Knowledge adds certainty to our doing things right and doing the right things. We are knowledge workers after all, so we should strive to become really good at learning and how it can make us more knowledgeable.
Learning is the information economy’s production function. Unlike the capital or land intensive production functions of other economies, this one requires primary inputs of data and information along with a healthy dose of human motivation, curiosity and time. People learn by doing, reading, writing, listening and observing. And as Drucker suggested, we should know which works best for us.
When we learn, we apply our existing knowledge to extract relevance and purpose from data. Data are just facts about things and our knowledge helps assemble these facts in a way that helps us know more.
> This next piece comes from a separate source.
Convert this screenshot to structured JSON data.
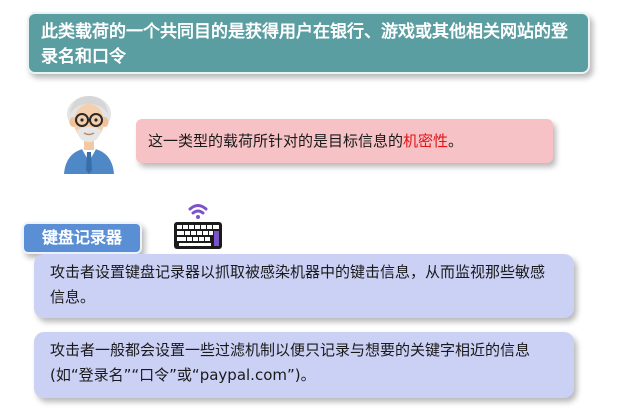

Machine learning works in much the same way. In supervised machine learning, a data scientist uses her domain-specific knowledge to extract a set of features from tons of data representing an observed phenomenon. Each row of features is associated to a desired output and an algorithm generates a model to optimally map the two. The model is then capable of predicting the output value for a new row of features. The more rows come in, the more this new data can be used to retrain the model to make it more accurate. More accuracy means knowledge is gained and the model has learned.